Various sources of financial support exist for postgraduate research students. It is strongly recommended that students coming from other countries ensure that they will be financially secure prior to the commencement of their work towards the PhD, MSc or combined PhD/MPsychol program. Overseas applicants are particularly encouraged, therefore, to investigate available options early so as not to miss out on closing dates. It is not possible here to list all of the available sources of funding, many of which are restricted to students working in particular areas of research or to students from particular countries. Visit the UNSW Scholarships website for details.
Domestic Research Candidate Scholarships
For information about scholarships available to domestic students, visit the Domestic Research Candidate Scholarships page.
International Research Candidate Scholarships
For information about scholarships available to international students, visit the International Research Candidate Scholarships page.
Scholarships funded from School Staff Research Grants
Another potentially important source of financial support for postgraduate research students comes from research grants held by individual staff within the School. Most of the academic staff in the School have external funding to support their own research and that of their research students. To access these funds, students should make enquiries with the relevant staff member. Again, it is important to investigate this possibility early so that an appropriate budget amount is included in any grant application being submitted during the year. An increasing number of postgraduate research students in the School are receiving financial assistance from this source.
Casual teaching appointments
Research students are frequently employed for 3-4 hours/week during teaching sessions as casual tutors on the School's large undergraduate courses. Working under the supervision of academic staff, research students teach tutorial groups of 20 to 25 students and carry out the student consultation and marking associated with the course. As well as supplementing their income (the average yearly income for a student who teaches 3 hours in each session is $5,000) this provides students with valuable teaching experience that contributes to their subsequent employability in a variety of contexts.
The John Clark Memorial Award in Psychology
This award of $1,000 is for one year.
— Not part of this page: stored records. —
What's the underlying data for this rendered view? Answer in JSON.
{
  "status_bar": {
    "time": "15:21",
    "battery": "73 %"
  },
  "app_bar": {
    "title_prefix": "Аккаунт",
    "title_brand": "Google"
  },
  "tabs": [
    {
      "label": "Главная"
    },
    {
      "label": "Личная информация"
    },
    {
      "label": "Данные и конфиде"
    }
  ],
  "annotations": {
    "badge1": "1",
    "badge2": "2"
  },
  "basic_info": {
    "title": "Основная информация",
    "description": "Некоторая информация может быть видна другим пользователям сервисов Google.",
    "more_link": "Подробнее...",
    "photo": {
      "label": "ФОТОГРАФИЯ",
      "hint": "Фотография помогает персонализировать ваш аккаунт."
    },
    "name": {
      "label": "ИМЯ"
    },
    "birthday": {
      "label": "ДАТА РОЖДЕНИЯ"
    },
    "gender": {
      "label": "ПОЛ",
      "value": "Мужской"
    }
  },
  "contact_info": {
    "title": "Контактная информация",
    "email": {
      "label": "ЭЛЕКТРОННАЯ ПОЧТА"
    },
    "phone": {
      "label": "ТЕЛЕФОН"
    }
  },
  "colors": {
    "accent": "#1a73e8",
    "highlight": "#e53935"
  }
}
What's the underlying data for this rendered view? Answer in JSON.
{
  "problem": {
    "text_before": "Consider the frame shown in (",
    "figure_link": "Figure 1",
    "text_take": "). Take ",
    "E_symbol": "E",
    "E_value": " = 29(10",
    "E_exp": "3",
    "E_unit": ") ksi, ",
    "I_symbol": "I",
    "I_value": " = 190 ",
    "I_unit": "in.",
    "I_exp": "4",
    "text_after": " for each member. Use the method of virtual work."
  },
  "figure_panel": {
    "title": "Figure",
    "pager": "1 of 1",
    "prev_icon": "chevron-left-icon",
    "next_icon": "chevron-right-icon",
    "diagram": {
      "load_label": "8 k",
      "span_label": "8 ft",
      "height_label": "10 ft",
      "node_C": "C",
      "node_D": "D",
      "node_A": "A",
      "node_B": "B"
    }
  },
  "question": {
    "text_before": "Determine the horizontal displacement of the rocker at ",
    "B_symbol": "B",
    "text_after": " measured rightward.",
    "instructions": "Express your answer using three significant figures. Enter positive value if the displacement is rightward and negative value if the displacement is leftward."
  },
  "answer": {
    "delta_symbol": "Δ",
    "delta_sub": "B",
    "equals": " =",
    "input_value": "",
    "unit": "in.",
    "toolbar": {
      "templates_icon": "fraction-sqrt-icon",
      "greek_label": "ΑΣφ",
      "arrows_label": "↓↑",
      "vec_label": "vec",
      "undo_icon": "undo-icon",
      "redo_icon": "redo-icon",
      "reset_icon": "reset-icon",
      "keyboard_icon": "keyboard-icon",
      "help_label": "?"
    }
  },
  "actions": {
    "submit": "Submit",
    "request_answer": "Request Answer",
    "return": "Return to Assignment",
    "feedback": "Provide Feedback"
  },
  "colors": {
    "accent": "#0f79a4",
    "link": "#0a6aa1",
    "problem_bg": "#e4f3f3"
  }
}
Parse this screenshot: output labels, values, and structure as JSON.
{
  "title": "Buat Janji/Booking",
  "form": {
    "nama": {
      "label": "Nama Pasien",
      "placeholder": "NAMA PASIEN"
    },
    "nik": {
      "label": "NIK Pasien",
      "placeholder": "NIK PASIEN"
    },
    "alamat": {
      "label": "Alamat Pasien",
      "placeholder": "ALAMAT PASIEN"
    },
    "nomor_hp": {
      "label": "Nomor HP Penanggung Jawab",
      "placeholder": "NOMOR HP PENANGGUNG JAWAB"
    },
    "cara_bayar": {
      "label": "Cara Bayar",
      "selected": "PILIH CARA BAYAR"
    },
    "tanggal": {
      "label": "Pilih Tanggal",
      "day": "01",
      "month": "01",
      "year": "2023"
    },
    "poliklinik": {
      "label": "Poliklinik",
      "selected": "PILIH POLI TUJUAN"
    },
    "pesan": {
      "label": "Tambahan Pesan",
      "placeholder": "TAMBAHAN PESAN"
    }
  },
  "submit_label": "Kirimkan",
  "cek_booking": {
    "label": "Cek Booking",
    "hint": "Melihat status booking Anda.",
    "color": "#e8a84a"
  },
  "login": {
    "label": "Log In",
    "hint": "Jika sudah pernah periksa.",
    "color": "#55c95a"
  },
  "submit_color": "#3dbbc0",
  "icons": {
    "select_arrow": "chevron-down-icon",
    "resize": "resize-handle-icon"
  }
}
Applicants must be enrolled in a postgraduate program in Psychology undertaking research in an area concerned with the ongoing problems of the community, particularly the behaviour of the 'whole person' in a social milieu. Applications close 30 June.
More specific University Scholarships
Students should also seek out scholarships which have specific student/research area requirements such as The Australian Pain Relief Association and Australian Pain Society PhD Scholarship, The Gerontology Foundation Grant-in aid, The Menzies Research Scholarship in Allied Health Sciences, The National Health and Medical Research Counsel (NHMRC), Public Health Postgraduate Scholarships, and The Re-entry Scholarships for Women. Details of these and other scholarships are set out at the UNSW Scholarships website.
Research funding throughout candidature
The School provides each postgraduate research student with a research fund of $500 for each of the first three years of candidature (two years for MSc). This can be used for any research related expenses. In addition, $1500 is available across the whole candidature for conference travel (as long as the student makes a presentation at the conference). Money from the student's research fund can also be used toward such travel.